It has been said that the Appaloosa has an excellent disposition. The characteristics of the Appaloosa are mottled skin, short mane and tail, and vertically striped hooves. One of the most interesting is the visible white sclera that encircles the iris of the eyes just like that of humans.
The horses were bred to be sure footed, fast, and strong. They are very intelligent, but can be stubborn. The average Appaloosa stands between 14.2 to 15.3 hands and some are taller. Those that are under 14 hands are not eligible for the registry.
Their coat comes in a variety of patterns. There are five basic coat patterns: Frost, Leopard, Snowflake, Marble, and the Blanket. Not all Appaloosas have a colorful coat pattern as some are a solid color which means they have no coat pattern. They can develop spots as late as five years old, but not all do. When breeding to solids it is possible to get a colored foal.
The first evidence of a spotted horse were found in cave paintings dating around 18,000 BC. They were introduced to the Nez Perce Indians by the Spanish explorers.
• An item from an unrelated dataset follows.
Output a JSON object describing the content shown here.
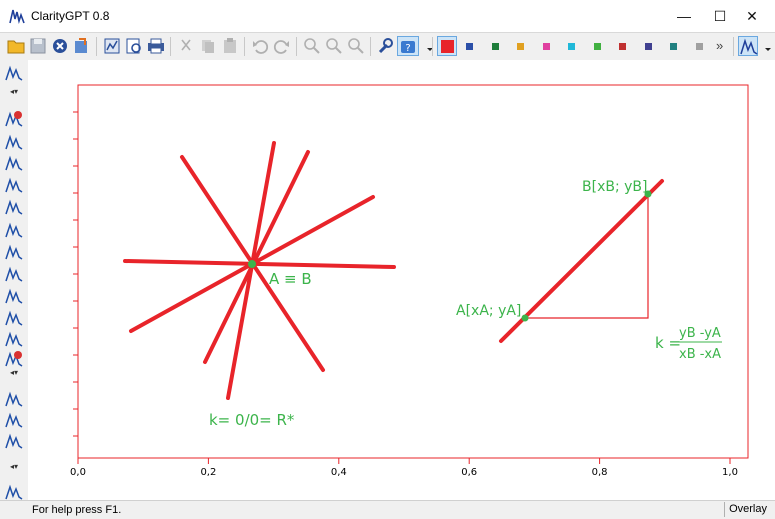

The Nez Perce Indians refined the breed by breeding the best to the best.
The superior horses were used during war and also for buffalo hunts because of their stamina. The horses that were flashy were the most valuable. Their spots helped to camouflage the horse and rider from their enemies. The short manes and tails are a characteristic that was desired in the breed so that they wouldn't be easily caught in the brush.
The Appaloosa got its name because they inhabited the region of the Palouse River. The white settlers called them “a Palouse” which eventually became Appaloosa although the Nez Perce never referred to them as “Appaloosas”.
In 1877 the Army confiscated most of the horses when Chief Joseph surrendered that is when the horses were bred indiscriminately. This type of breeding caused many of them to lose their unique traits.
A farmer and long time breeder by the name of Claude Thompson realized the importance of preserving the breed and established the Appaloosa horse club in 1938. The Appaloosa registry has more than 635,000 registered horses. In 1975 the Appaloosa was named as Idaho's state horse.
Today Appaloosas are used in several disciplines such as endurance, trail riding, racing, dressage, jumping, roping, reining, western pleasure, working cow horse and rodeo's. If, you're looking for a good family horse, then consider the Appaloosa.